As I've written before in this blog, I think one of the most important things we can give our children is family traditions and childhood memories. Making family meals is a big undertaking - I took the day off from work and spent the whole day setting the table and cooking. I was thinking of changing the menu, making a main course other than brisket. But the boys vetoed that idea. They wanted the same dinner we always have. When I cleared the table, just one slice of brisket, zero matza balls and zero latkes were left uneaten. So, I guess the traditional food was a success.
But even more than the food, I enjoyed the moment when each of the kids joined me in lighting his (or her) own menorah and everyone at the table joined in singing the traditional blessings. I had neglected to put menorahs out for my nephew and Jason's girlfriend - until my sons insisted they get them. Again, it's a tradition that we have had for years that they wanted to share.
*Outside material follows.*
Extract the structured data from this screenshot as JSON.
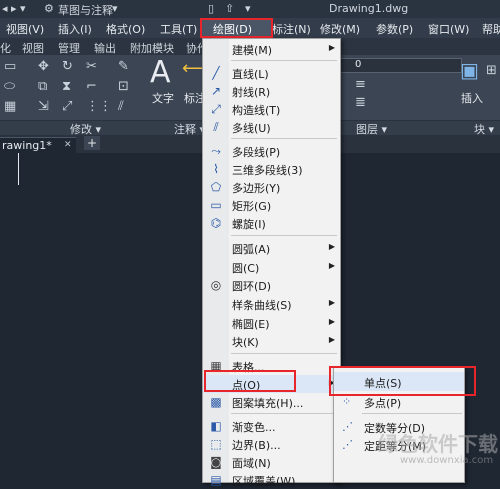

Of course, for kids, the highlight of the night is opening presents. But this year, the boys asked for only a few things each. None of the gifts was terribly extravagant. Still, as everyone took turns opening presents, there was the usual chaos of flying paper and ribbons, along with shouts of joy and laughter as particularly appropriate or thoughtful or funny gifts were opened. And Jason and Billy both impressed me by independently buying presents for each other. Clearly, they have learned the tradition of giving - a most important lesson of this holiday season.
Sometimes, as parents, we want to just skip the effort it takes to make a holiday the traditional way. It's sometimes easier to order from Amazon and go out to eat. But creating traditions is so important, whether it's putting certain ornaments on the tree, or placing the Kinara in certain spot of honor, these holiday efforts far more worthwhile, and far more memorable, than this year's "hot" toy or electronic will ever be.